While the interrelation between oil price changes, economic activity and employment is an important issue that has been studied mainly for developed countries, little attention has been devoted to inquiries on fluctuations in the price of crude oil and its impact on employment for small open economies. Adopting an efficiency wage model for equilibrium employment that does not require any assumptions regarding labor supply, this paper contributes to the literature by investigating the causality between unemployment and two input prices, namely energy (crude oil) and capital (real interest rate) in an emerging market, Turkey for the period 2005:01–2009:08. Applying a relatively new technique, the Toda–Yamamoto procedure, we find that the real price of oil and interest rate improve the forecasts of unemployment in the long run. This finding supports the hypothesis that labor is a substitute factor of production for capital and energy.
Unemployment is an important macroeconomic and political problem all economies confront. Due to its social and economic consequences, it is essential for policy makers to identify the factors that are affecting the unemployment rate the most. Furthermore, policy makers must also realize that the dynamics of unemployment and other factors may differ among countries at different stages of economic development. Developing countries are known to have higher unemployment rates than developed countries, with the former having higher economic growth rates than the latter. High level of unemployment has been also observed in Turkey, playing a major role in both the government's internal and international economic policies. Considering unemployment in a supply–demand framework, it can be argued that the level of employment depends on factors such as the productivity of labor, wages, price level, and prices of other factors of production. On a macroeconomic level, unemployment rate will also follow closely the local factors such as the state of the economy, business cycles, the technology level, and population demographics, as well as global factors like energy prices. Policy makers need a clear understanding of the dynamics and microeconomic fundamentals through which factors influence the unemployment rate in the long run, in order to devise sound macroeconomic programs. In this paper we follow an efficiency wage framework that enables us to theoretically relate real oil price, real interest rate, and unemployment. Applying the Toda–Yamamoto procedure which avoids some of the problems other techniques face, we find that real input prices positively Granger cause unemployment in Turkey. This result is inline with the theory and the results of other studies that mostly focus on developed countries.
نتیجه گیری انگلیسی

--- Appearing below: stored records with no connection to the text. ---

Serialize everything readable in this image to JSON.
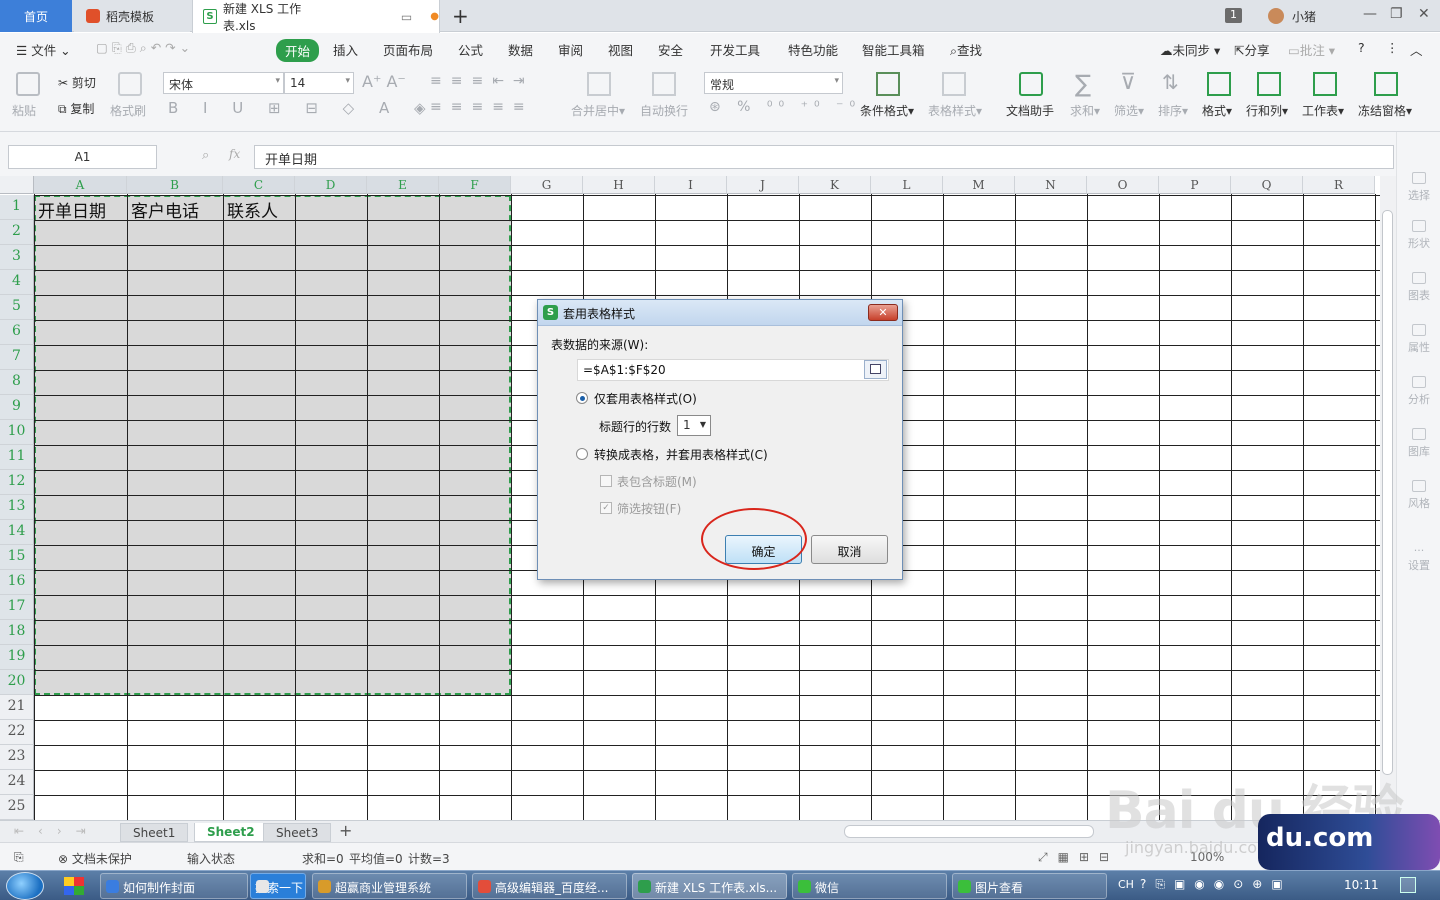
{
  "titlebar": {
    "tabs": [
      {
        "label": "首页"
      },
      {
        "label": "稻壳模板"
      },
      {
        "label": "新建 XLS 工作表.xls"
      }
    ],
    "badge_count": "1",
    "user": "小猪"
  },
  "menu": {
    "file": "文件",
    "items": [
      "开始",
      "插入",
      "页面布局",
      "公式",
      "数据",
      "审阅",
      "视图",
      "安全",
      "开发工具",
      "特色功能",
      "智能工具箱"
    ],
    "search": "查找",
    "sync": "未同步",
    "share": "分享",
    "comment": "批注"
  },
  "ribbon": {
    "paste": "粘贴",
    "cut": "剪切",
    "copy": "复制",
    "format_painter": "格式刷",
    "font": "宋体",
    "font_size": "14",
    "merge": "合并居中",
    "wrap": "自动换行",
    "number_format": "常规",
    "conditional_format": "条件格式",
    "table_style": "表格样式",
    "doc_helper": "文档助手",
    "sum": "求和",
    "filter": "筛选",
    "sort": "排序",
    "format": "格式",
    "rows_cols": "行和列",
    "worksheet": "工作表",
    "freeze": "冻结窗格"
  },
  "formula_bar": {
    "name_box": "A1",
    "fx": "fx",
    "content": "开单日期"
  },
  "sheet": {
    "columns": [
      "A",
      "B",
      "C",
      "D",
      "E",
      "F",
      "G",
      "H",
      "I",
      "J",
      "K",
      "L",
      "M",
      "N",
      "O",
      "P",
      "Q",
      "R"
    ],
    "rows": [
      "1",
      "2",
      "3",
      "4",
      "5",
      "6",
      "7",
      "8",
      "9",
      "10",
      "11",
      "12",
      "13",
      "14",
      "15",
      "16",
      "17",
      "18",
      "19",
      "20",
      "21",
      "22",
      "23",
      "24",
      "25"
    ],
    "cells": {
      "A1": "开单日期",
      "B1": "客户电话",
      "C1": "联系人"
    }
  },
  "sidebar": [
    "选择",
    "形状",
    "图表",
    "属性",
    "分析",
    "图库",
    "风格",
    "设置"
  ],
  "sheet_tabs": [
    "Sheet1",
    "Sheet2",
    "Sheet3"
  ],
  "active_sheet": "Sheet2",
  "status": {
    "protect": "文档未保护",
    "input_state": "输入状态",
    "sum": "求和=0",
    "avg": "平均值=0",
    "count": "计数=3",
    "zoom": "100%"
  },
  "dialog": {
    "title": "套用表格样式",
    "source_label": "表数据的来源(W):",
    "source_value": "=$A$1:$F$20",
    "option1": "仅套用表格样式(O)",
    "header_rows_label": "标题行的行数",
    "header_rows_value": "1",
    "option2": "转换成表格，并套用表格样式(C)",
    "chk_header": "表包含标题(M)",
    "chk_filter": "筛选按钮(F)",
    "ok": "确定",
    "cancel": "取消"
  },
  "taskbar": {
    "items": [
      "如何制作封面",
      "搜索一下",
      "超赢商业管理系统",
      "高级编辑器_百度经...",
      "新建 XLS 工作表.xls...",
      "微信",
      "图片查看"
    ],
    "lang": "CH",
    "time": "10:11"
  },
  "watermark": {
    "text": "Bai du 经验",
    "url": "jingyan.baidu.com",
    "badge": "du.com"
  },
  "colors": {
    "accent": "#2e9e4c",
    "tab_active": "#3d7fd9",
    "selection_fill": "#d9d9d9",
    "annotation": "#d9261c"
  }
}
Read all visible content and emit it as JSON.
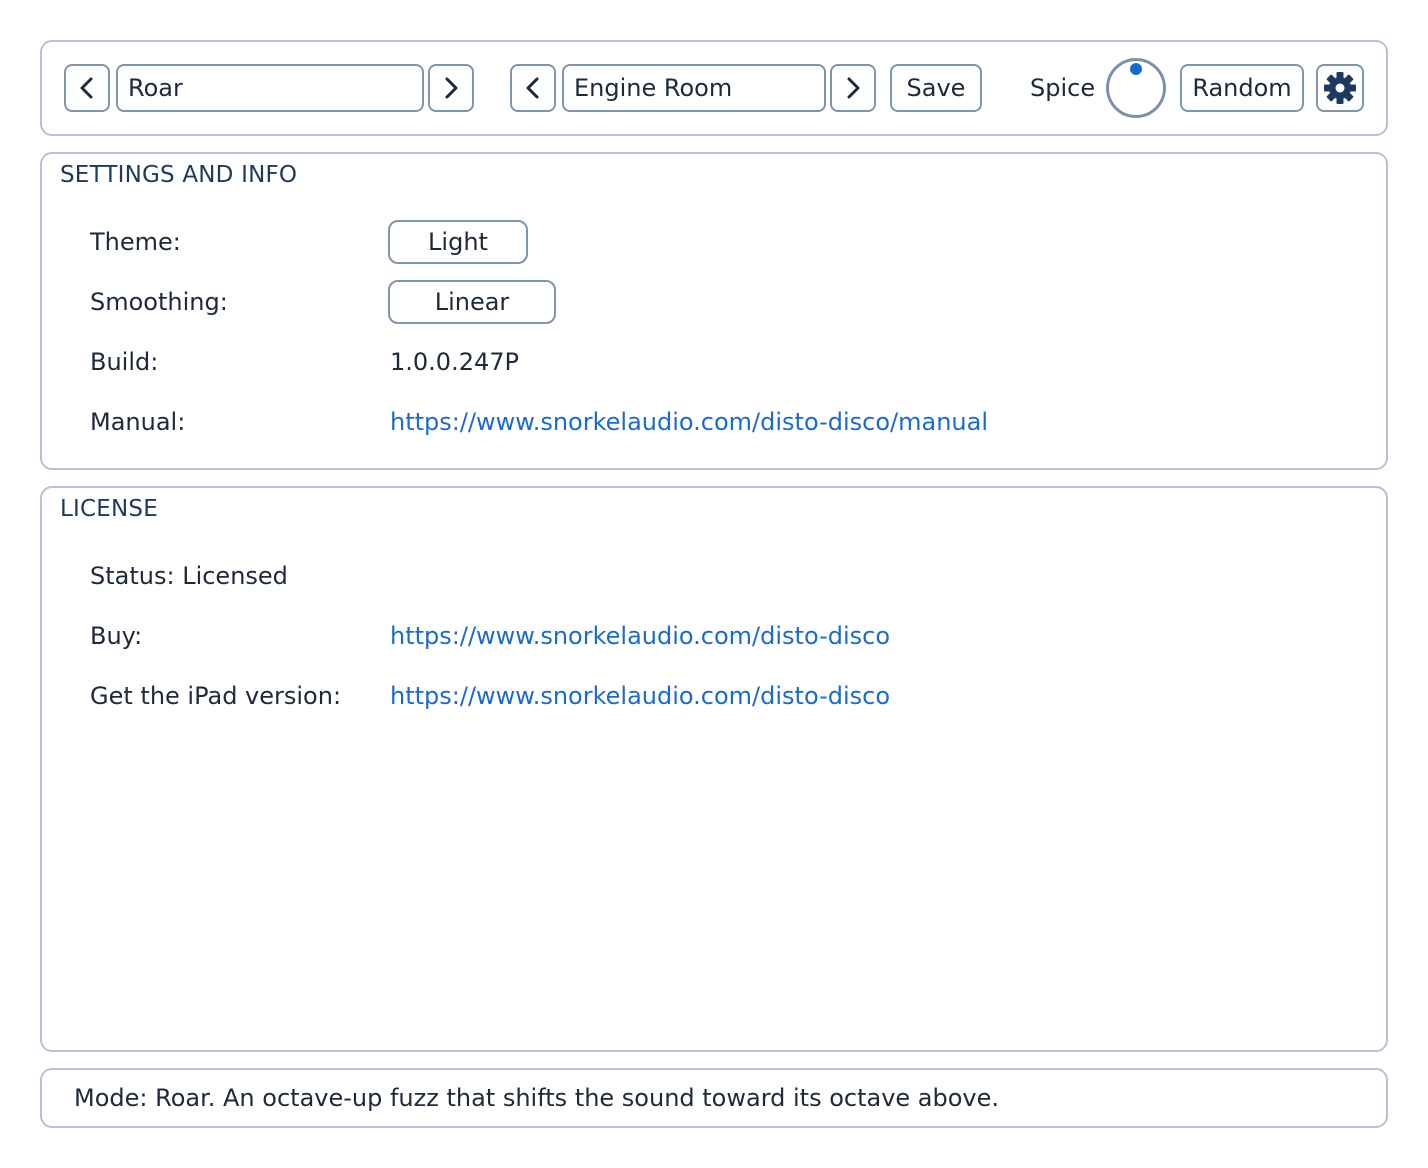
{
  "toolbar": {
    "mode_prev_icon": "chevron-left-icon",
    "mode_value": "Roar",
    "mode_next_icon": "chevron-right-icon",
    "preset_prev_icon": "chevron-left-icon",
    "preset_value": "Engine Room",
    "preset_next_icon": "chevron-right-icon",
    "save_label": "Save",
    "spice_label": "Spice",
    "random_label": "Random",
    "settings_icon": "gear-icon"
  },
  "settings": {
    "title": "SETTINGS AND INFO",
    "theme_label": "Theme:",
    "theme_value": "Light",
    "smoothing_label": "Smoothing:",
    "smoothing_value": "Linear",
    "build_label": "Build:",
    "build_value": "1.0.0.247P",
    "manual_label": "Manual:",
    "manual_link": "https://www.snorkelaudio.com/disto-disco/manual"
  },
  "license": {
    "title": "LICENSE",
    "status_text": "Status: Licensed",
    "buy_label": "Buy:",
    "buy_link": "https://www.snorkelaudio.com/disto-disco",
    "ipad_label": "Get the iPad version:",
    "ipad_link": "https://www.snorkelaudio.com/disto-disco"
  },
  "statusbar": {
    "text": "Mode: Roar. An octave-up fuzz that shifts the sound toward its octave above."
  },
  "colors": {
    "accent": "#1a6bd0",
    "border": "#b4c2d6",
    "control_border": "#8093ad",
    "text": "#1e2a3c"
  }
}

This paper investigates the relationship between oil prices, unemployment and interest rate in Turkey based on an efficiency wage model of Carruth et al. (1998). A considerable body of economic literature indicates the adverse economic impact of oil price shocks for the developed economies. But, there are not enough empirical studies on Turkey and other developing countries. By employing the TY procedure, we were able to support the evidence that input prices, including oil price, affect the unemployment in Turkey. Our results suggest that in the long run both the real price of oil and the real interest rate have an effect on the unemployment rate in Turkey, confirming Carruth, et al. (1998) results for the U.S. The Andreopoulos (2009) results for U.S. during recessions are also similar. Our results also suggest that labor is a substitute factor of production for capital and energy in Turkey. We understand that oil shocks operate mainly through conventional aggregate channels, transmitting oil price increases to the labor market in Turkey, as Hamilton (1988) suggested. This study brings forth a question of whether the theory also holds for other developing countries.